By Jean Thilmany
Right now, your CAD program doesn’t have much sense of style. Not like you do. Imbibing it with style won’t necessarily give it better taste, but could speed CAD design. A program outfitted with a trend-seeking algorithm would find intuitive links between geometries and shapes that differ in structure, but are similar in style.
That’s the point three computer science professors who presented recently at ACM Siggraph 2015, the August computer graphics conference held in Los Angeles. Rather than grouping geometries within the same class, the researchers’ algorithm analyzes and groups them by perceived similarity, much as humans do.
The researchers are Alla Sheffer, a professor of computer sciences at University of British Columbia; Evangelos Kalogerakis, an assistant professor of computer sciences at University of Massachusetts, Amherst, where researcher Zhaoliang Lun is a computer science Ph.D. student.
To allow an algorithm to translate and group shapes by style rather than grouping them with similar shapes, researchers first needed to quantify in geometric terms what it is that makes geometric elements be perceived as similarly shaped.
Interestingly, the researchers turned to writings about art history for this, where buildings and objects from similar time periods and places are referred to by their recurring shape, proportion, and line. Think about a Baroque building versus an Asian temple for example. You intuitively know the buildings’ shapes, proportions, and lines classify their styles and make one type of building much different than the other. But your CAD software doesn’t understand what makes them different.
But, turning to modern methods, then they went on to crowdsource for answers by asking 2,500 people determine which of two object most resembled an initial object. They gathered 50,000 responses and used them as inputs that measure distance between elements within a shape and the shape’s proportion and lines.
The algorithm can successfully group Asian temples, Byzantine churches, Gothic cathedrals, Russian churches, and Baroque-era buildings by type, Kalogerakis says.
The algorithm has obvious use for architects, who could use CAD programs that run the algorithm to quickly and easily match building features and styles, and for interior designers who might be looking for a certain style sofa to place in a CAD design.

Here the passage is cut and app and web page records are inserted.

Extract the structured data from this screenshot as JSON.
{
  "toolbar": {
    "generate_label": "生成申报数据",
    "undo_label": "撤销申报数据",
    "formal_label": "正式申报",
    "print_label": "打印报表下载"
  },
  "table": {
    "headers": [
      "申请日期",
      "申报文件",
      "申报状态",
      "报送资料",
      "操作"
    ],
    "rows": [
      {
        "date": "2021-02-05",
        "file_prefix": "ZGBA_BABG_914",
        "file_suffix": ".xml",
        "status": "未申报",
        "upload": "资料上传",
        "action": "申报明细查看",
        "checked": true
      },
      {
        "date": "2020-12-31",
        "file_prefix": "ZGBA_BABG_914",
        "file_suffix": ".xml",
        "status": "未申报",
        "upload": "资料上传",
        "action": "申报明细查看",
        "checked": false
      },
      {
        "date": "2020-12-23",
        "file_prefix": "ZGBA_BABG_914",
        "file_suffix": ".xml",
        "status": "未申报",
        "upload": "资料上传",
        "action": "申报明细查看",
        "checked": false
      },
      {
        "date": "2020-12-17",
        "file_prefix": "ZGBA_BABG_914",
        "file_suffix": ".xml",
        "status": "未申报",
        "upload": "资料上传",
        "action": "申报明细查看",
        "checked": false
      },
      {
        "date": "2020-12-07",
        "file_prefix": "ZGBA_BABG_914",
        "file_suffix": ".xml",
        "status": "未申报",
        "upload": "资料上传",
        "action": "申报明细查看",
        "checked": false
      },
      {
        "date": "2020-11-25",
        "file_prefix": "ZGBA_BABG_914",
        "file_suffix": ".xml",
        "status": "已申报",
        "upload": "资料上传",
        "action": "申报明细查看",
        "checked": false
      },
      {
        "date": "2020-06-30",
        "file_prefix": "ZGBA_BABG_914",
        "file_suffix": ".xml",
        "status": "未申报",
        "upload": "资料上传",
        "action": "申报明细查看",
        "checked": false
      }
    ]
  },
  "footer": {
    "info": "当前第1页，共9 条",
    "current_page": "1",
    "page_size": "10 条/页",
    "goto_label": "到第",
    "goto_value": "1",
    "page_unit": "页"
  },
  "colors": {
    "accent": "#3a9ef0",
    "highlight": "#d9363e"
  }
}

And it can make design engineers jobs easier too, as they could more speedily find the geometries and parts from parts libraries they seek for their designs and assemblies.
In fact, one day a computer graphics program could be able to tell—after a quick search of online fashions shoots–whether that shirt you plan to wear to work fits with current trends. Or not.